Sunday night in the WNBA, the Chicago Sky beat the Indiana Fever by 1 point, 88-87 in what appears to have been a great basketball game (I didn’t watch it, I just saw the box score online Monday morning).

The obvious appeal of the game was the third matchup between the two teams and their respective rookie stars Caitlin Clark and Angel Reece. They had some competitive history in college in the NCAA Women’s Tournament.

In their first two matchups The Fever beat the Sky, both times in Indianapolis. In the first game Reece had 8 points, 13 rebounds, 1 assist and 1 steal, while Clark had 11 points, 8 rebounds, 6 assists, and 1 steal. In the second game Reece had 11 points, 13 rebounds, 5 assists, 2 steals, and 1 block, while Clark had 23 points, 8 rebounds, 9 assists, and 2 blocks.

In last night’s game, Reece dominated with her 8th consecutive double-double (a WNBA rookie record), while scoring 25 points and grabbing 16 rebounds. She and teammate A’ja Wilson are the only WNBA players with 15 points and 15 rebounds in multiple games. Clark, on the other hand, played well with 17 points, 6 rebounds, 13 assists (a Fever franchise record), and 4 steals. In other words, both played really well.

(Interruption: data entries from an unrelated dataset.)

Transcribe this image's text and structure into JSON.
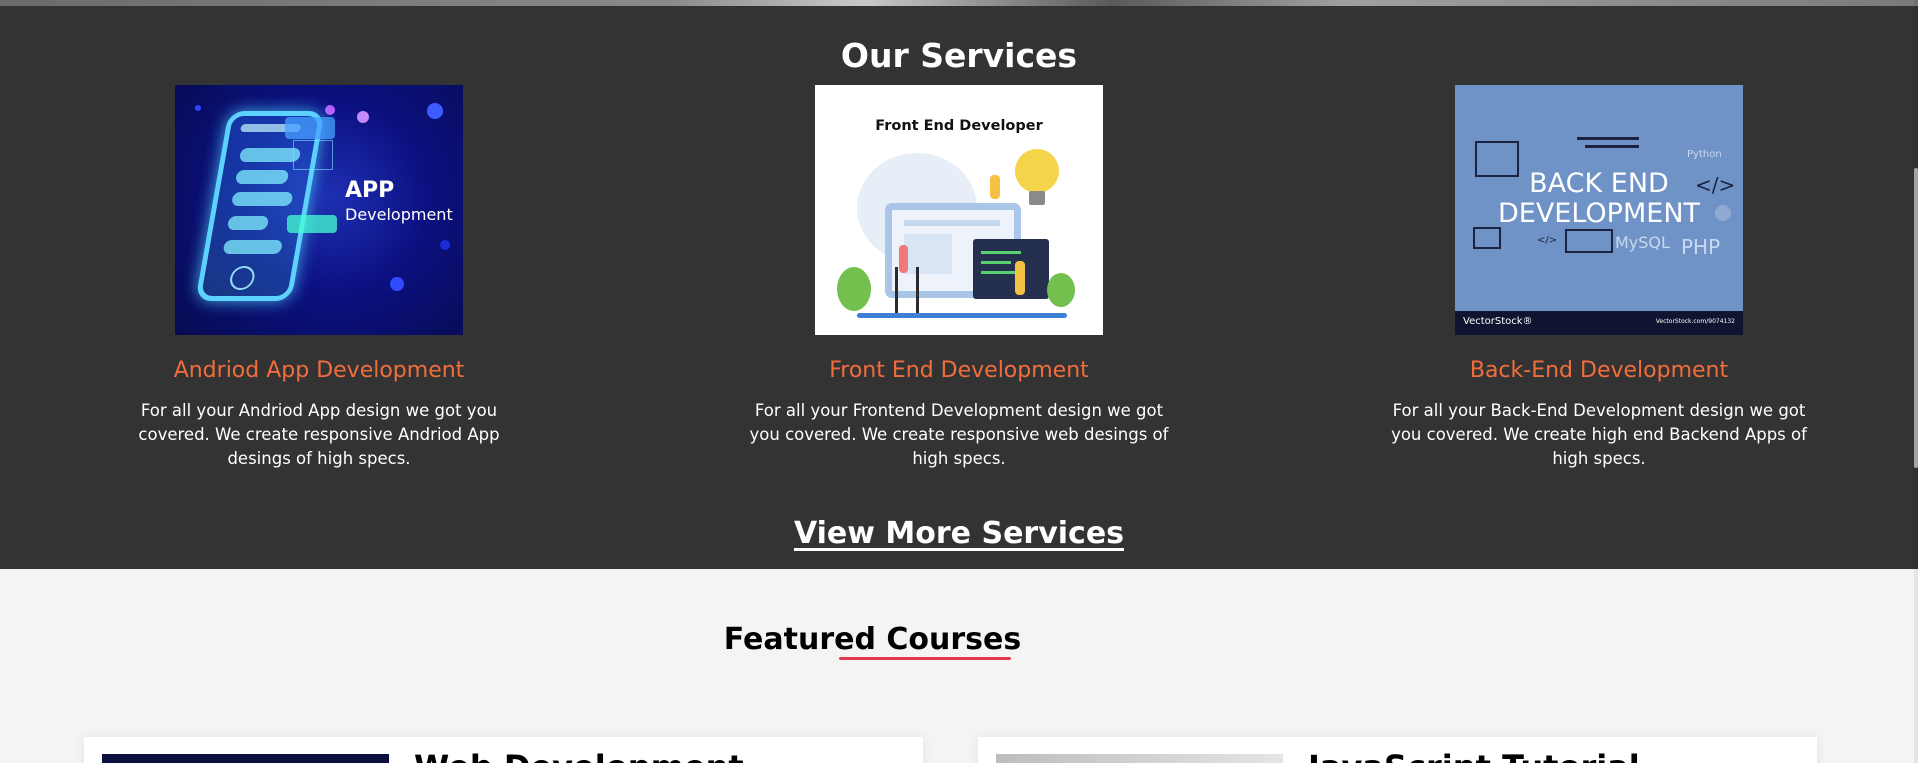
{
  "services": {
    "title": "Our Services",
    "items": [
      {
        "title": "Andriod App Development",
        "description": "For all your Andriod App design we got you covered. We create responsive Andriod App desings of high specs.",
        "image": {
          "icon": "mobile-app-illustration",
          "text_main": "APP",
          "text_sub": "Development"
        }
      },
      {
        "title": "Front End Development",
        "description": "For all your Frontend Development design we got you covered. We create responsive web desings of high specs.",
        "image": {
          "icon": "frontend-developer-illustration",
          "heading": "Front End Developer"
        }
      },
      {
        "title": "Back-End Development",
        "description": "For all your Back-End Development design we got you covered. We create high end Backend Apps of high specs.",
        "image": {
          "icon": "backend-development-illustration",
          "line1": "BACK END",
          "line2": "DEVELOPMENT",
          "tags": [
            "Python",
            "</>",
            "MySQL",
            "PHP",
            "</>"
          ],
          "brand": "VectorStock®",
          "url": "VectorStock.com/9074132"
        }
      }
    ],
    "view_more": "View More Services"
  },
  "featured": {
    "title": "Featured Courses",
    "courses": [
      {
        "title": "Web Development"
      },
      {
        "title": "JavaScript Tutorial"
      }
    ]
  },
  "colors": {
    "services_bg": "#333333",
    "accent_orange": "#f26d3d",
    "underline_red": "#e43b4f",
    "page_bg": "#f4f4f5"
  }
}
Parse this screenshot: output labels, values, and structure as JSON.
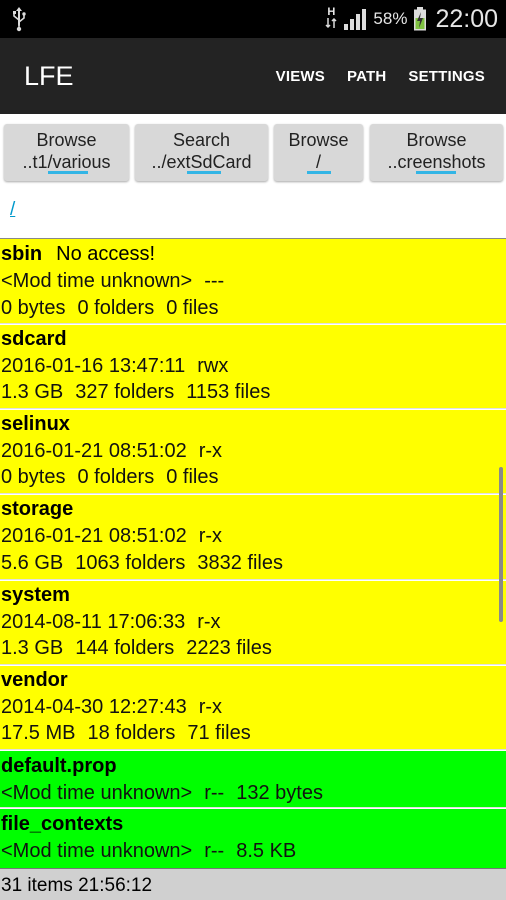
{
  "status_bar": {
    "net_type_top": "H",
    "battery_percent": "58%",
    "time": "22:00",
    "icons": [
      "usb-icon",
      "network-arrows-icon",
      "signal-icon",
      "battery-charging-icon"
    ]
  },
  "action_bar": {
    "title": "LFE",
    "menu": [
      "VIEWS",
      "PATH",
      "SETTINGS"
    ]
  },
  "bookmarks": [
    {
      "line1": "Browse",
      "line2": "..t1/various"
    },
    {
      "line1": "Search",
      "line2": "../extSdCard"
    },
    {
      "line1": "Browse",
      "line2": "/"
    },
    {
      "line1": "Browse",
      "line2": "..creenshots"
    }
  ],
  "path": "/",
  "entries": [
    {
      "name": "sbin",
      "extra": "No access!",
      "line1": [
        "<Mod time unknown>",
        "---"
      ],
      "line2": [
        "0 bytes",
        "0 folders",
        "0 files"
      ],
      "kind": "folder"
    },
    {
      "name": "sdcard",
      "extra": "",
      "line1": [
        "2016-01-16 13:47:11",
        "rwx"
      ],
      "line2": [
        "1.3 GB",
        "327 folders",
        "1153 files"
      ],
      "kind": "folder"
    },
    {
      "name": "selinux",
      "extra": "",
      "line1": [
        "2016-01-21 08:51:02",
        "r-x"
      ],
      "line2": [
        "0 bytes",
        "0 folders",
        "0 files"
      ],
      "kind": "folder"
    },
    {
      "name": "storage",
      "extra": "",
      "line1": [
        "2016-01-21 08:51:02",
        "r-x"
      ],
      "line2": [
        "5.6 GB",
        "1063 folders",
        "3832 files"
      ],
      "kind": "folder"
    },
    {
      "name": "system",
      "extra": "",
      "line1": [
        "2014-08-11 17:06:33",
        "r-x"
      ],
      "line2": [
        "1.3 GB",
        "144 folders",
        "2223 files"
      ],
      "kind": "folder"
    },
    {
      "name": "vendor",
      "extra": "",
      "line1": [
        "2014-04-30 12:27:43",
        "r-x"
      ],
      "line2": [
        "17.5 MB",
        "18 folders",
        "71 files"
      ],
      "kind": "folder"
    },
    {
      "name": "default.prop",
      "extra": "",
      "line1": [
        "<Mod time unknown>",
        "r--",
        "132 bytes"
      ],
      "line2": [],
      "kind": "file"
    },
    {
      "name": "file_contexts",
      "extra": "",
      "line1": [
        "<Mod time unknown>",
        "r--",
        "8.5 KB"
      ],
      "line2": [],
      "kind": "file"
    }
  ],
  "footer": {
    "text": "31 items  21:56:12"
  },
  "colors": {
    "folder_bg": "#ffff00",
    "file_bg": "#00ff00",
    "accent": "#33b5e5",
    "actionbar": "#232323"
  }
}
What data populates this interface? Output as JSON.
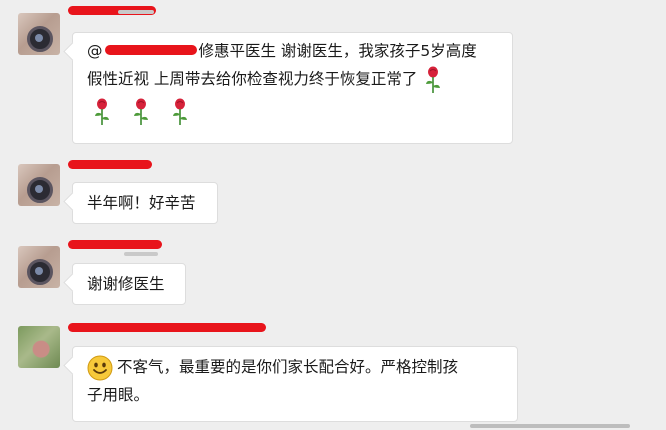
{
  "messages": [
    {
      "avatar": "camera-avatar",
      "mention_prefix": "@",
      "text_line1_after_mention": "修惠平医生 谢谢医生，我家孩子5岁高度",
      "text_line2": "假性近视 上周带去给你检查视力终于恢复正常了",
      "emoji": "rose-emoji"
    },
    {
      "avatar": "camera-avatar",
      "text": "半年啊！好辛苦"
    },
    {
      "avatar": "camera-avatar",
      "text": "谢谢修医生"
    },
    {
      "avatar": "flower-avatar",
      "emoji": "smiley-emoji",
      "text_line1": "不客气，最重要的是你们家长配合好。严格控制孩",
      "text_line2": "子用眼。"
    }
  ],
  "colors": {
    "background": "#eeeeee",
    "bubble": "#ffffff",
    "redaction": "#e8141b"
  }
}
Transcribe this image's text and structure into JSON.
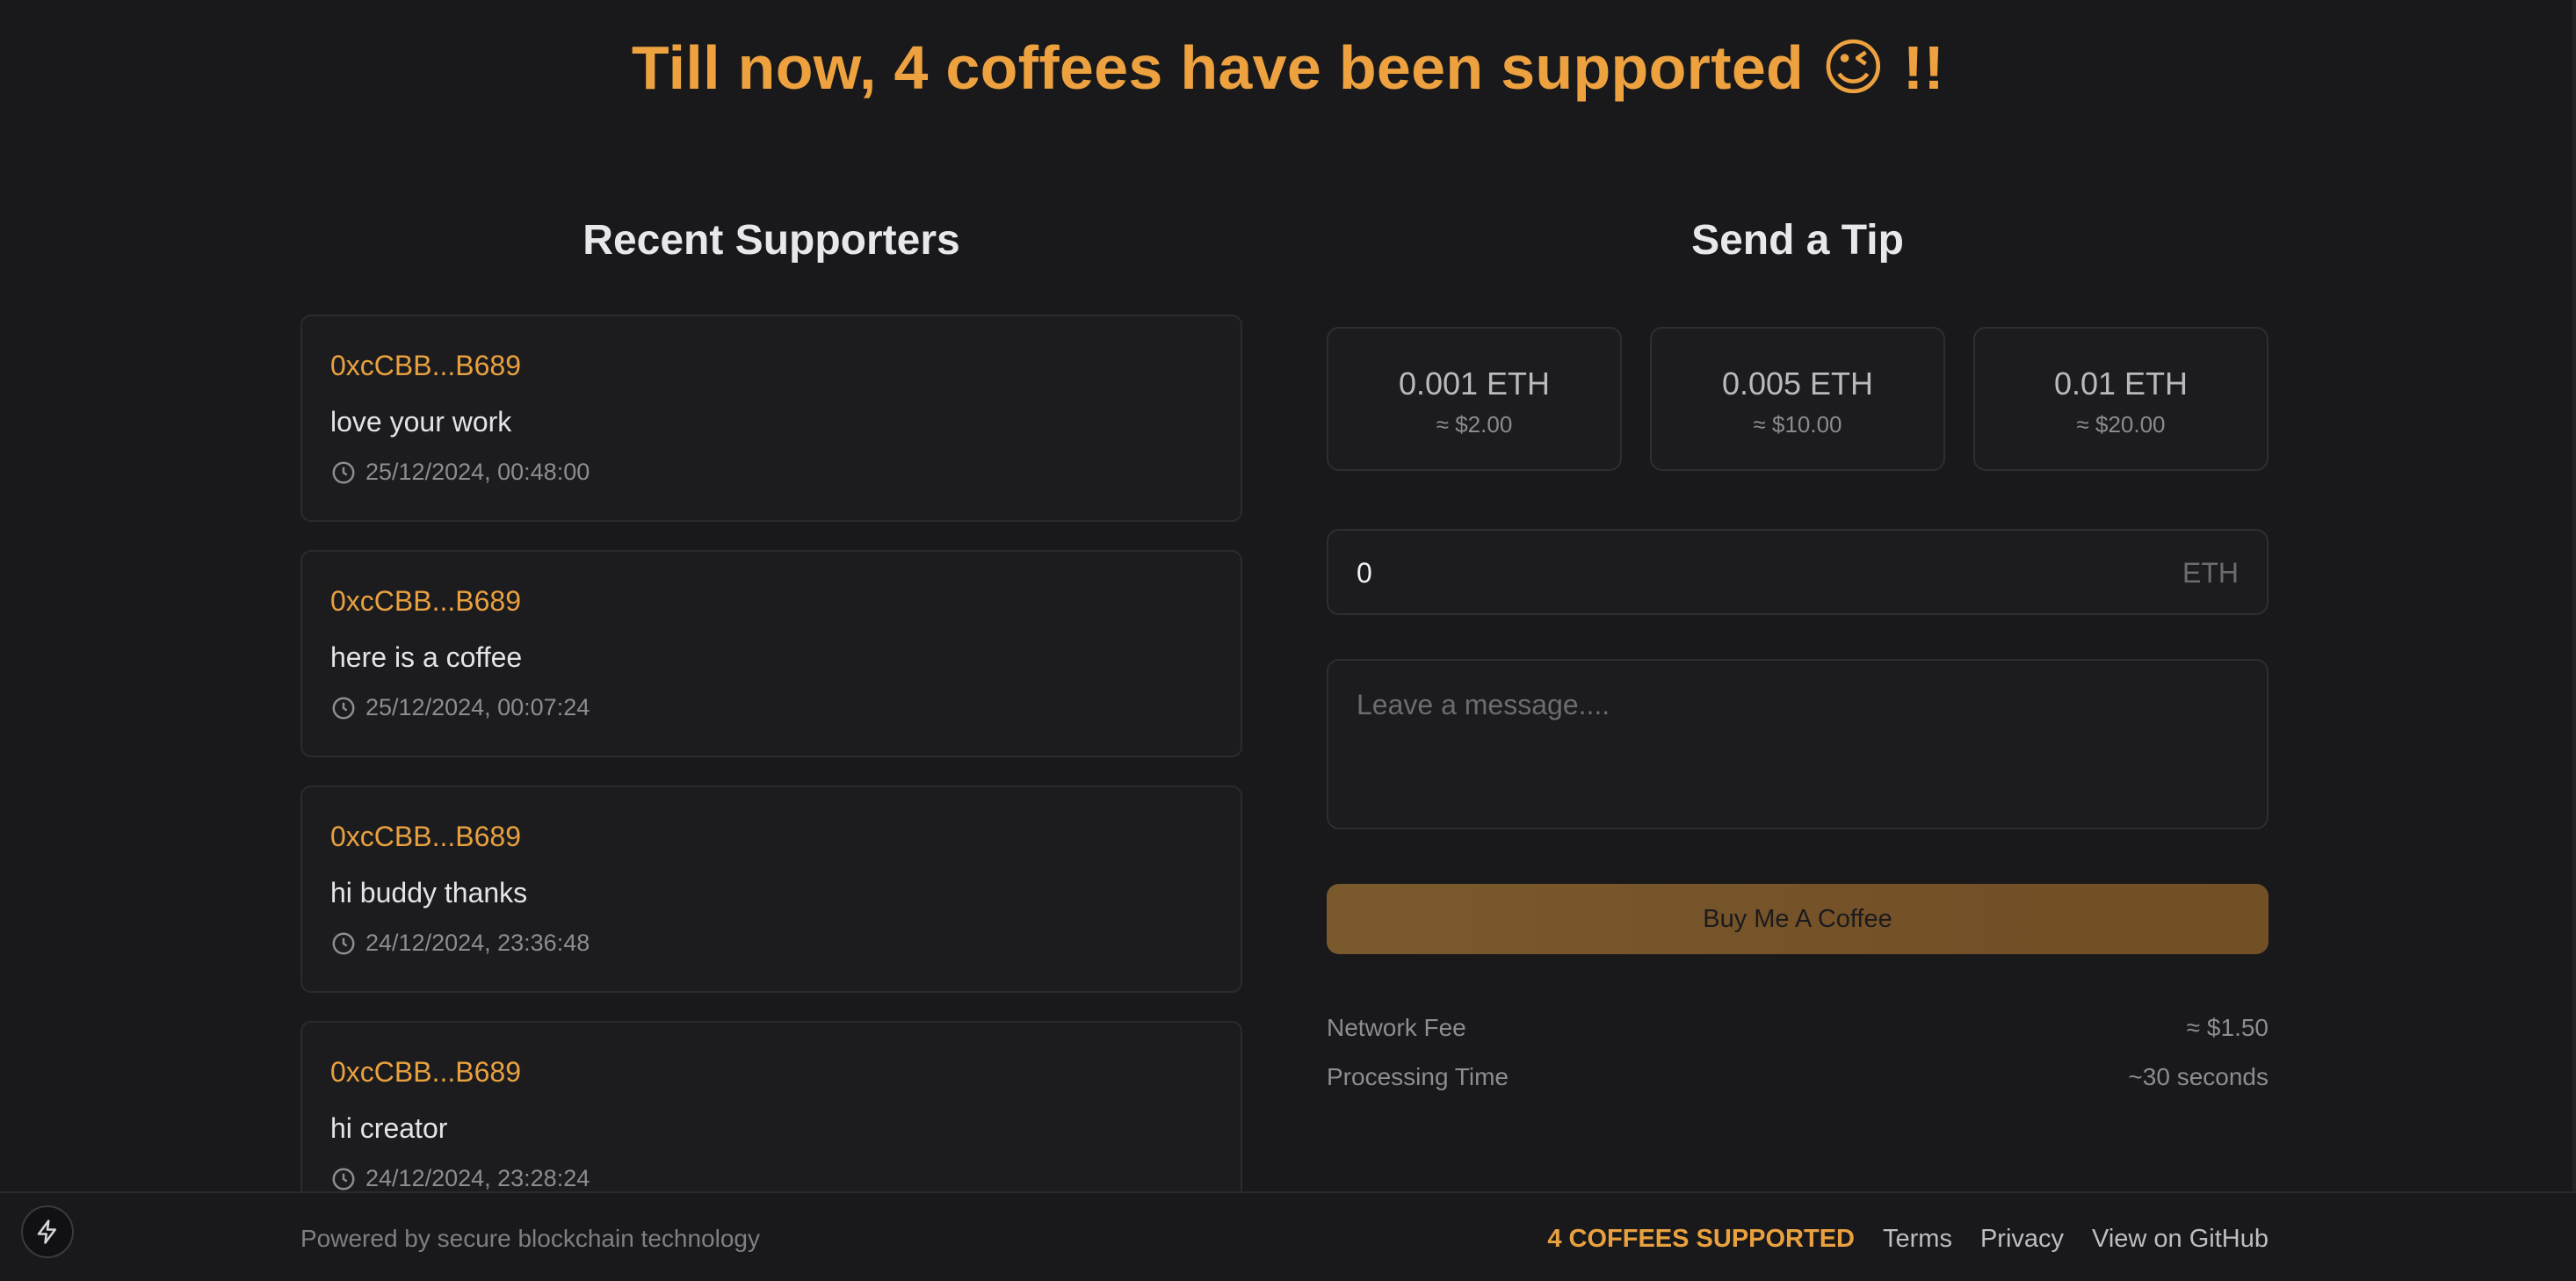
{
  "header": {
    "headline": "Till now, 4 coffees have been supported 😉 !!"
  },
  "supporters": {
    "title": "Recent Supporters",
    "items": [
      {
        "address": "0xcCBB...B689",
        "message": "love your work",
        "time": "25/12/2024, 00:48:00"
      },
      {
        "address": "0xcCBB...B689",
        "message": "here is a coffee",
        "time": "25/12/2024, 00:07:24"
      },
      {
        "address": "0xcCBB...B689",
        "message": "hi buddy thanks",
        "time": "24/12/2024, 23:36:48"
      },
      {
        "address": "0xcCBB...B689",
        "message": "hi creator",
        "time": "24/12/2024, 23:28:24"
      }
    ]
  },
  "tip": {
    "title": "Send a Tip",
    "presets": [
      {
        "eth": "0.001 ETH",
        "usd": "≈ $2.00"
      },
      {
        "eth": "0.005 ETH",
        "usd": "≈ $10.00"
      },
      {
        "eth": "0.01 ETH",
        "usd": "≈ $20.00"
      }
    ],
    "amount_value": "0",
    "amount_unit": "ETH",
    "message_placeholder": "Leave a message....",
    "buy_label": "Buy Me A Coffee",
    "network_fee_label": "Network Fee",
    "network_fee_value": "≈ $1.50",
    "processing_label": "Processing Time",
    "processing_value": "~30 seconds"
  },
  "footer": {
    "powered": "Powered by secure blockchain technology",
    "count_label": "4 COFFEES SUPPORTED",
    "terms": "Terms",
    "privacy": "Privacy",
    "github": "View on GitHub"
  },
  "colors": {
    "accent": "#eda13f",
    "background": "#19191b",
    "card": "#1c1c1f"
  }
}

What struck me was a headline in USA Today which read “Caitlin Clark has another double-double, this time in record fashion.” Say what? Yes, it’s factually true, but she was bested (also in record fashion) by Angel Reece, and her team lost. Why feature her in the headline?

The rivalry between Clark and Reese is strongly reminiscent of the rivalry between Magic Johnson and Larry Bird in the 80s. Both rivalries ignited interest in their respective leagues. Clark, without a doubt, has become the fresh face of the league with Reece carving out her own fan base.

But, in this case, Clark is bested by Reece (personal stats, league stats, and final score) but she grabs the headline (on USA Today, of all places). To be fair, other media outlets represented it the other way.’s headline read, “Angel Reece powers past Sky past fever with eighth straight double-double.”

It reminds me of Tiger Woods in his heyday. At the height of his success, it didn’t matter if he won or not, all the headlines were about him. When he didn’t win, the headline was usually about him.

Too bad some of the media haven’t caught on yet.